  • John O.

    I wonder if the author of the e-mails to Ms. Livingston would send the same e-mail to B.J. Raji of the Green Bay Packers and substitute the word “boys” for “girls”?

    According to NFL.com, Mr. Raji is 6’2″, 337 pounds.

  • Cara

    Good point John O.

    Being overweight isn’t, in and of itself, an indicator of poor health.

  • Kurt Nelson

    What gets lost is the fact that because she is on TV, she needs to be hot, and if she fails to be hot and excite all the men watching, she has failed and needs to leave the profession. Of course Krause did not debate her, he is a punk, who undoubtedly is less than a perfect physical specimen, but since this women failed to meet his high standards of sexual appeal, he can sit on the sidelines and lob cheap shots – what a douche

  • Suzanne

    From what I have read, the man who sent the email called on the news anchor to choose another profession because of her weight. While this may not be bullying, it is incredibly sexist. Many people have publicly commented on Chris Christie’s weight, but nobody has called on him (that I know of) to step down because of it. If Christie were to have a heart attack or some other medical emergency due to his weight, it would affect the entire state of New Jersey. That is more of a public concern than how a news anchor/reporter’s weight affects her health, but my guess is that it’s fine for Christie to be fat because he’s a man.

  • Disco


    False analogy.

    BJ Raji is big because he’s an athlete.
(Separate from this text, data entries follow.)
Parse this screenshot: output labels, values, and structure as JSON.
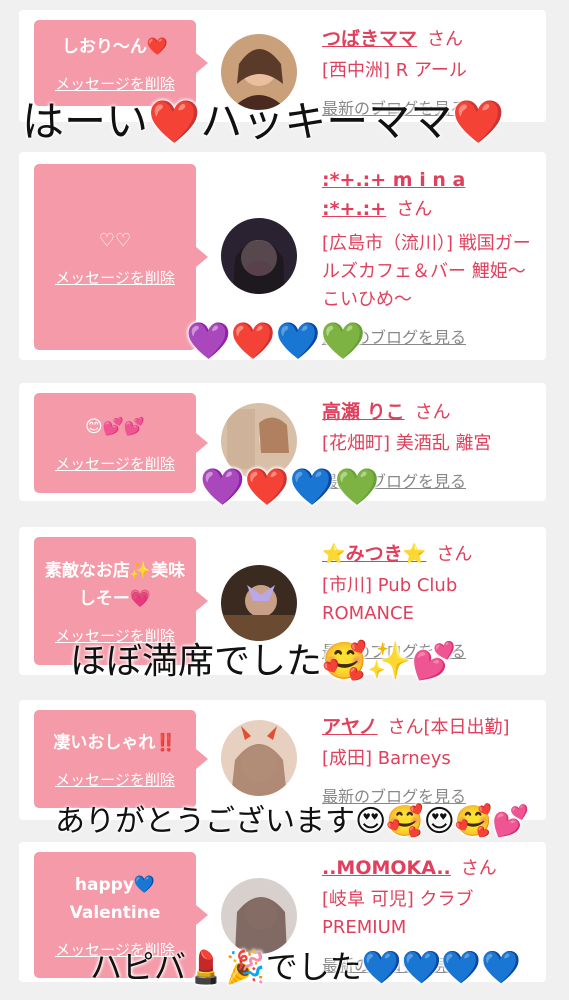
{
  "cards": [
    {
      "message": "しおり〜ん❤️",
      "delete_label": "メッセージを削除",
      "name": "つばきママ",
      "honorific": "さん",
      "shop": "[西中洲] R アール",
      "blog_label": "最新のブログを見る"
    },
    {
      "message": "♡♡",
      "delete_label": "メッセージを削除",
      "name": ":*+.:+ m i n a :*+.:+",
      "honorific": "さん",
      "shop": "[広島市（流川）] 戦国ガールズカフェ＆バー 鯉姫〜こいひめ〜",
      "blog_label": "最新のブログを見る"
    },
    {
      "message": "😊💕💕",
      "delete_label": "メッセージを削除",
      "name": "高瀬 りこ",
      "honorific": "さん",
      "shop": "[花畑町] 美酒乱 離宮",
      "blog_label": "最新のブログを見る"
    },
    {
      "message": "素敵なお店✨美味しそー💗",
      "delete_label": "メッセージを削除",
      "name": "⭐みつき⭐",
      "honorific": "さん",
      "shop": "[市川] Pub Club ROMANCE",
      "blog_label": "最新のブログを見る"
    },
    {
      "message": "凄いおしゃれ‼️",
      "delete_label": "メッセージを削除",
      "name": "アヤノ",
      "honorific": "さん[本日出勤]",
      "shop": "[成田] Barneys",
      "blog_label": "最新のブログを見る"
    },
    {
      "message": "happy💙 Valentine",
      "delete_label": "メッセージを削除",
      "name": "..MOMOKA..",
      "honorific": "さん",
      "shop": "[岐阜 可児] クラブ PREMIUM",
      "blog_label": "最新のブログを見る"
    }
  ],
  "overlays": {
    "line1": "はーい❤️ハッキーママ❤️",
    "hearts1": "💜❤️💙💚",
    "hearts2": "💜❤️💙💚",
    "line2": "ほぼ満席でした🥰✨💕",
    "line3": "ありがとうございます😍🥰😍🥰💕",
    "line4": "ハピバ💄🎉でした💙💙💙💙"
  },
  "colors": {
    "bubble": "#f49aa8",
    "accent": "#e0405c",
    "background": "#f0f0f0"
  }
}
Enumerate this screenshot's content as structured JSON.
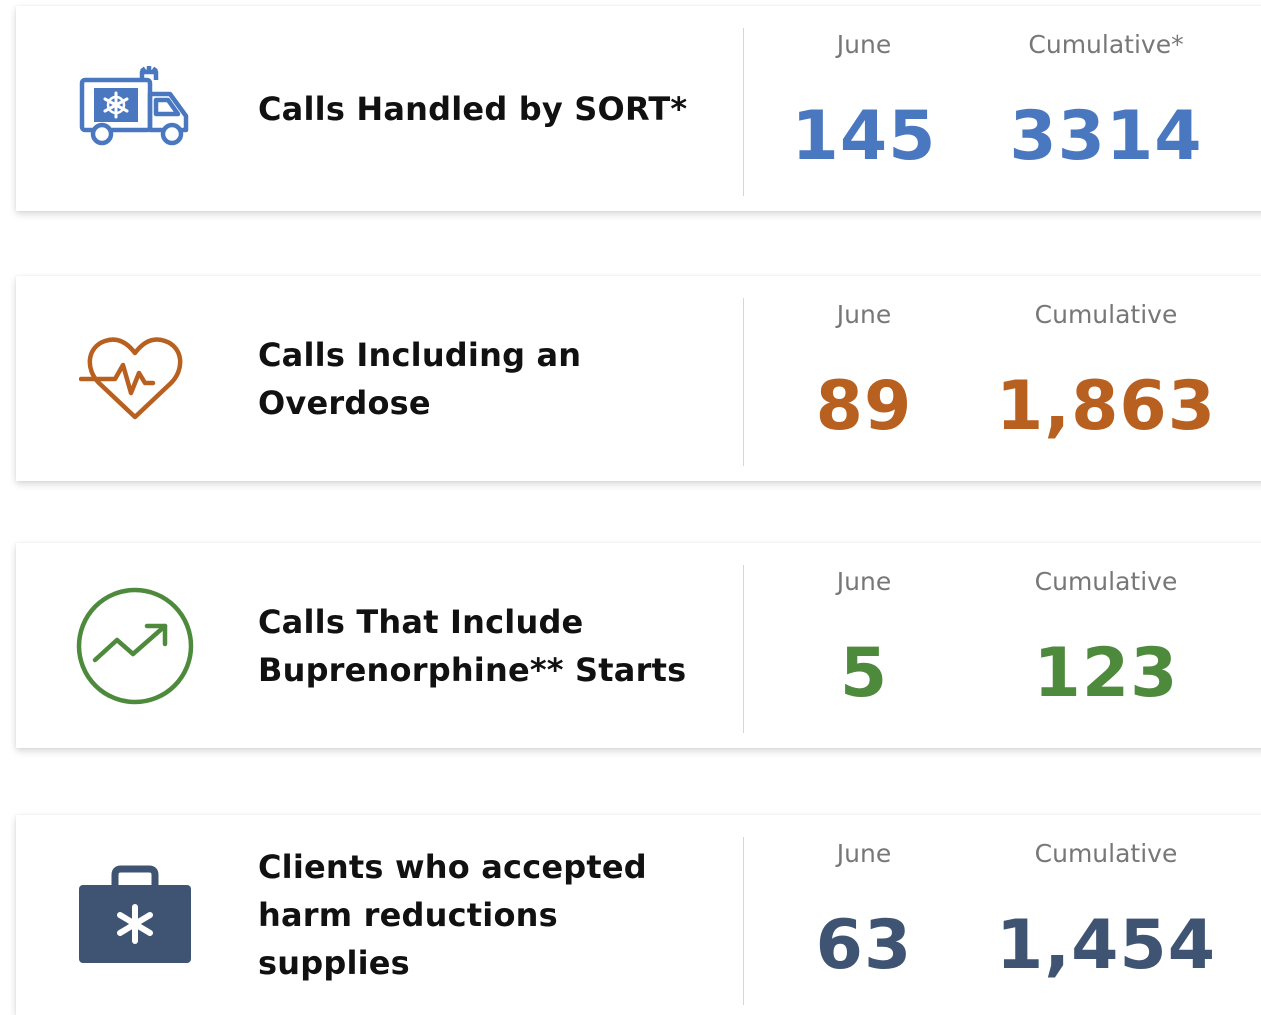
{
  "cards": [
    {
      "label_lines": [
        "Calls Handled by SORT*"
      ],
      "icon": "ambulance-icon",
      "color": "#4a78c0",
      "col_month": "June",
      "col_total": "Cumulative*",
      "month_value": "145",
      "total_value": "3314"
    },
    {
      "label_lines": [
        "Calls Including an",
        "Overdose"
      ],
      "icon": "heartbeat-icon",
      "color": "#b8601f",
      "col_month": "June",
      "col_total": "Cumulative",
      "month_value": "89",
      "total_value": "1,863"
    },
    {
      "label_lines": [
        "Calls That Include",
        "Buprenorphine** Starts"
      ],
      "icon": "trend-up-icon",
      "color": "#4e8a3c",
      "col_month": "June",
      "col_total": "Cumulative",
      "month_value": "5",
      "total_value": "123"
    },
    {
      "label_lines": [
        "Clients who accepted",
        "harm reductions supplies"
      ],
      "icon": "medical-kit-icon",
      "color": "#3e5472",
      "col_month": "June",
      "col_total": "Cumulative",
      "month_value": "63",
      "total_value": "1,454"
    }
  ]
}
If the guy across the ball from him is bigger, Raji gets killed and the Pack loses.

    Size doesn’t matter with TV news anchors.

  • Kat

    It’s easy to sound intelligent on the internet by using Microsoft word’s spell check and thesaurus, It actually takes real intelligence and common sense to send a good message. Hopefully he now realizes that no one is talking about the message he was attempting to convey, but more on how he decided to express that message. It’s funny that the actual message he ended up conveying was that no one likes a cyber bully. Maybe he should consider getting off the computer and actually socializing with real people, then he would understand how to communicate with the world in the correct way. Then people would actually respect his opinions and the translation into his message wouldn’t be discarded.

  • Really!

    @ Disco

    You half missed the issue – BJ Raji is technically OBESE he is overweight by over 120lb for his height, I am not suggesting he is unfit or unhealthy, just obese..my medical standards.

    The Half you got right is SIZE DOESN’T MATTER with NEWS ANCHORS – it’s what they report on now how they “look” to you! Her example is content not trappings.